A group of nine galleries in Bloomington, Illinois is banding together to celebrate the first citywide Slow Art Day planned anywhere in the world.
In 2020 during the pandemic, Pamala Eaton, owner and gallerist of Eaton Gallery in Bloomington, Illinois, was both the first in Bloomington to celebrate Slow Art Day and the first in the world to do so with a ‘drive-by’ window display (done because of the pandemic). With the pandemic still raging in 2021, Eaton hosted another drive-by.
This year, however, she organized eight other galleries to join her in *another* first – a citywide celebration of Slow Art Day in this community that is an important link in the historic U.S. Route 66.
See the map of all the galleries and read more about their citywide plans in this article in Bloomington’s newspaper, The Pantagraph.
We hope this inaugural citywide Slow Art Day event is just the first of many citywide celebrations to come.
P.S. If you get some good press, or are doing something innovative with your Slow Art Day 2022 and would like to share it in advance with the global community, then please get in touch.
For their second Slow Art Day, The Eaton Gallery in Bloomington, Illinois, organized a “drive-by” exhibit in the Gallery’s window display, inviting the local community to slow down and enjoy floral still-life paintings by local artist Herb Eaton.
Pamela Eaton, Gallery owner, aims to make art more accessible in a relaxed setting, and provide a space to support local artists.
From the 10th to the 30th of April, the Gallery created a drive-by window exhibit for viewers to pause and look slowly at a selection of artworks. They were then invited to share their thoughts and reflections in a variety of ways: write a note and drop it in the Gallery’s mail slot, send an email, or leave a post on the Gallery’s Facebook page.
The exhibit got great press coverage from local news outlets, both last year and this year. An article by week.com includes a video interview with Pamela Eaton, where she explains that Slow Art Day is an opportunity for people to simultaneously develop an appreciation for art and local artists.
“We are so busy hurrying around. When you slow down and pay attention to your space and place you start to see more value in them. That’s probably one of the values of COVID, it’s slowed us all down.”
The Eaton Gallery received a lot of great feedback from participants:

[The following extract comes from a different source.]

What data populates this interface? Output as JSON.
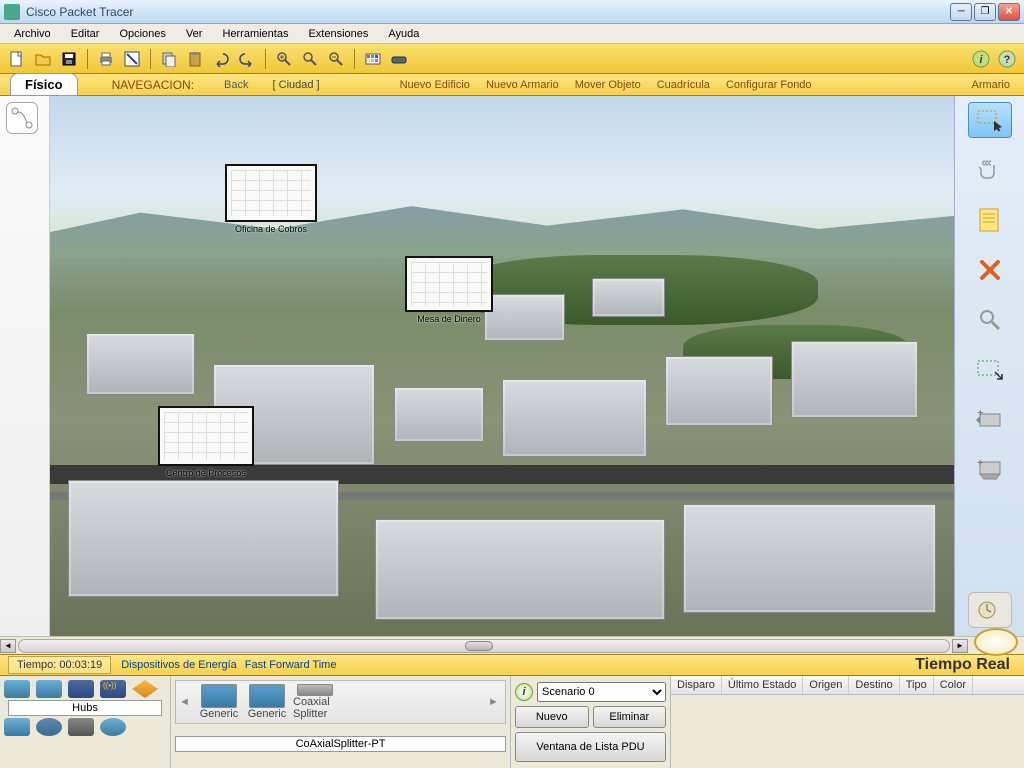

Kind of makes you think of the beauty of life and the changes through the years. The petals are beautiful but life happens and the years change us, but the beauty still remains in our memories.
I drove by today, slowly passing by in my car to admire A Single Petal of a Rose which I love more and more each time I see it.
Walked by Saturday to enjoy the paintings in your window… peaceful and full of color.
Looking forward to coming inside and seeing more of the art and the space.
Brightened up my walk downtown.
The Eaton Gallery’s creative drive-by solution to sharing art with the local community during Covid19 has helped viewers and participants slow down and feel connected. At Slow Art Day HQ, we agree with Pamala Eaton: “When you slow down and pay attention to your space and place you start to see more value in them.”
We look forward to Eaton Gallery’s Slow Art Day in 2022.
For its 1st Slow Art Day, The Eaton Gallery in Bloomington, IL, organized a creative drive-by exhibition of “The Illuminated Pages of Ours.”
Due to Covid19, gallery owner Pamala Eaton moved the scheduled exhibition to the gallery’s window display so that it could be seen by pedestrians, cyclists, and anyone happening to drive by without violating social distancing measures.
Featuring contemporary works by 11 local artists, the exhibition was themed around references to the history of manuscript illumination. Strongly inspired by the illuminations in The Book of Kells (c. 800 C.E.), Eaton invited local artists to creatively use medieval manuscripts as inspiration for their own work in the exhibition.
Featured artists: Mary Jo Adam, Angel Ambrose, Janean Baird, Jeannie Breitweiser, Doug DeLong/Veronica Strotzka, Herb Eaton, Joann Goetzinger, Rick Harney, Jane Osborn, Melanie Shellito, and Brian Simpson/Rachel Cofer.
Although originally planned as an in-gallery event, Eaton was delighted that the exhibition was still able to take place through the window-display; which enabled even more people to see it. The gallery also recently hosted another drive-by exhibition due to continued lockdown measures.
“We have so many talented artists in this community. We need to celebrate what those gifts are and be willing to share them. Even in this time of stress, it’s a good way to take your mind off of something and try to find some hope and faith and move forward.”
The Slow Art Day HQ team has loved reading about the Eaton Gallery event. I especially appreciate the strong emphasis on the local artist community. It reminds us how important art can be in fostering connection, perhaps especially during times such as the present.
We look forward to Slow Art Day 2021, when we hope The Eaton Gallery will participate with another wonderful event.